Last night I went to a new music concert. It’s been quite some time since I’ve attending something like that, and it reminded me of my college years. Pat Strange played two works and I was especially impressed with Pablo Furman’s work. Wow. Pat has always amazed me with her skill, and that work was great. What was even better was finally seeing her after such a long time. I think it’s been at least four years.

Some of you have written in response to things I’ve blogged about here. In response to my link not working post Max suggests that the answer might not have been what another individual thought. Ah well. Hope some of you were able to read about the Mud Oboe!

I blogged about ticket prices and Jennifer said she doesn’t like the cost of concerts either, and that a movie only costs $9. I’m not sure what to say except that maybe that’s comparing apples to oatmeal or something? I dunno. We can’t compete with the ticket prices of an art form that can play in multiple places at once, reaching millions of people. Am I wrong? I do think we pay for the things we find valuable to us. I’ve heard friends complain about not being able to afford something and then I go into their homes and see what they can afford and I realize it’s often a matter of priorities or values. I’m not saying everyone should value live classical music concerts … really! … it’s not for everyone, and I don’t believe it ever will be.

Then Jerry suggests that the violinist who just might dump it all actually has a pretty good life. Yeah. It sounds like it to me, too. But I think many of us occasionally go through the “what the heck am I doing in this unpredictable, stressful, scary profession?” sometimes. And I must confess that at the moment I’m tired of worrying about money and I do think about what it must be like to have a steady paycheck with steady hours. And no oboe reeds.

Still, I wouldn’t want to give it up. And one of my jobs perks is that I am expected to whine a lot.

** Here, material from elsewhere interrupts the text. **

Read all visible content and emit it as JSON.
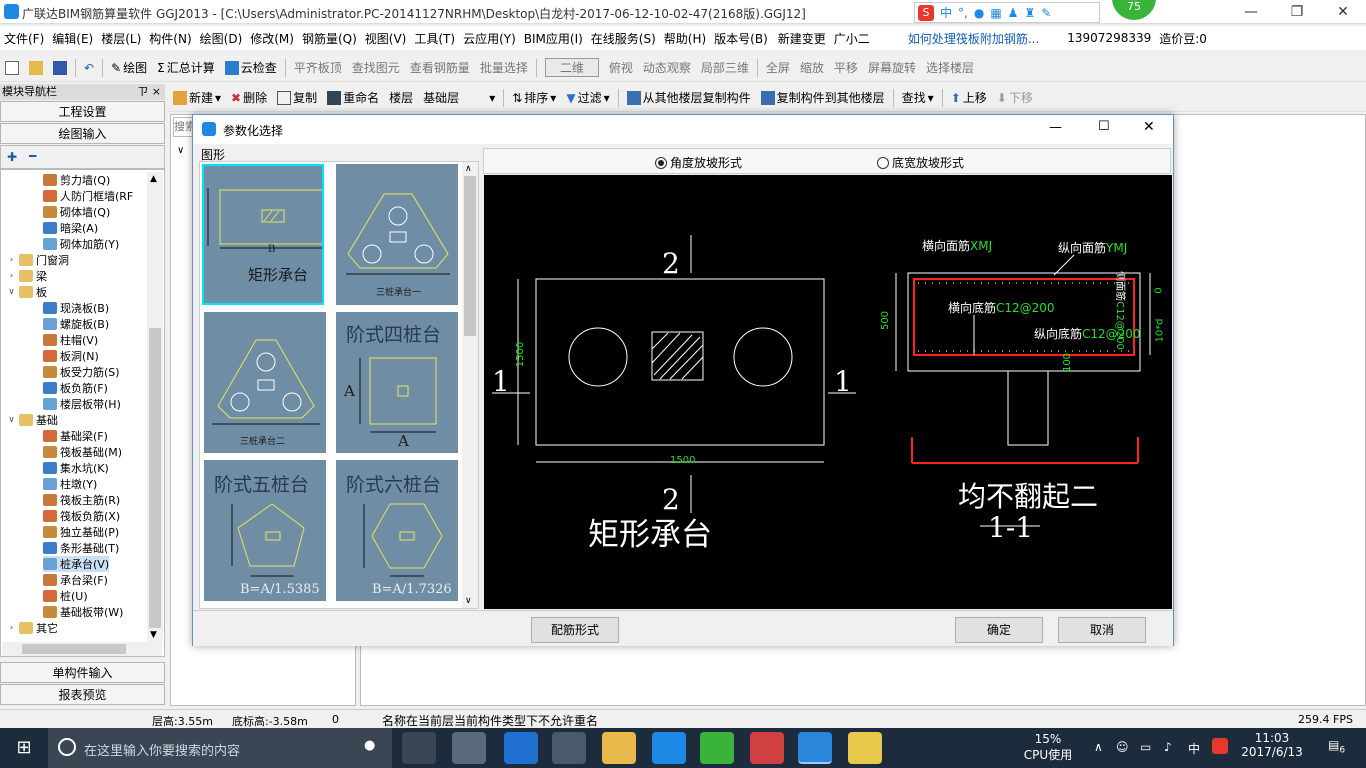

So I do. 😉


  1. Jennifer Grucza

    I’m not trying to say that a concert and a movie are comparable, but when it comes down to deciding what to do on a Friday night, it’s just cheaper and easier to go to a movie.  They’re completely different experiences, but they do kind of compete in the same space.  How do you get newcomers to come to concerts?  Classical lovers know that it’s worth it, but how do you get new listeners to try it out when it’s expensive and inconvenient?  Hmm, maybe if it were more like a sports game or American Idol – two competing musical groups – you be the judge!  Vote at the end of the concert.  Ok, just kidding, but actually I’ve been thinking with all these reality shows (American Idol, Project Runway, Top Chef, American Inventor, etc.) why not one for classical composers or performers?  I’d watch it.  🙂

  2. Patricia Mitchell

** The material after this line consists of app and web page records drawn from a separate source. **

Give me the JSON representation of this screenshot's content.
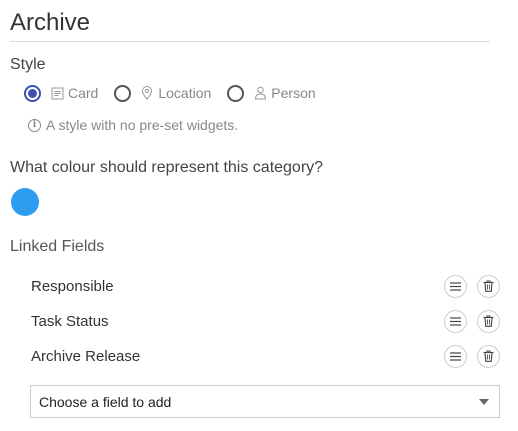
{
  "page": {
    "title": "Archive"
  },
  "style": {
    "label": "Style",
    "options": [
      {
        "label": "Card",
        "icon": "card-icon",
        "selected": true
      },
      {
        "label": "Location",
        "icon": "location-pin-icon",
        "selected": false
      },
      {
        "label": "Person",
        "icon": "person-icon",
        "selected": false
      }
    ],
    "info_text": "A style with no pre-set widgets."
  },
  "colour": {
    "question": "What colour should represent this category?",
    "value": "#2e9df1"
  },
  "linked_fields": {
    "label": "Linked Fields",
    "items": [
      {
        "name": "Responsible"
      },
      {
        "name": "Task Status"
      },
      {
        "name": "Archive Release"
      }
    ],
    "add_select": {
      "placeholder": "Choose a field to add"
    }
  },
  "colors": {
    "accent": "#3f51b5",
    "muted_text": "#888888"
  }
}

    Well, I think that if you’d choose a movie over a concert, you should go to a movie! Clearly that appeals to you more, then. I don’t think classical music concerts are for everyone.

    Me? I don’t go to movies often. I usually wait until things are available on DVD. I don’t care about seeing things on a big screen. I do care about seeing and hearing live music. So I choose otherwise.

    It’s taste and preference and all that.

    And that’s fine. We aren’t here to appeal to each and all. (Imo, of course!)

    But … if we were told we’d have to do some sort of schtick like American Idol I just might finally opt to find a different profession. I don’t know that that would appeal to every musician. AI isn’t my cuppa tea either, though, nor are all those other shows.

    Again, personal preference ’tis all ….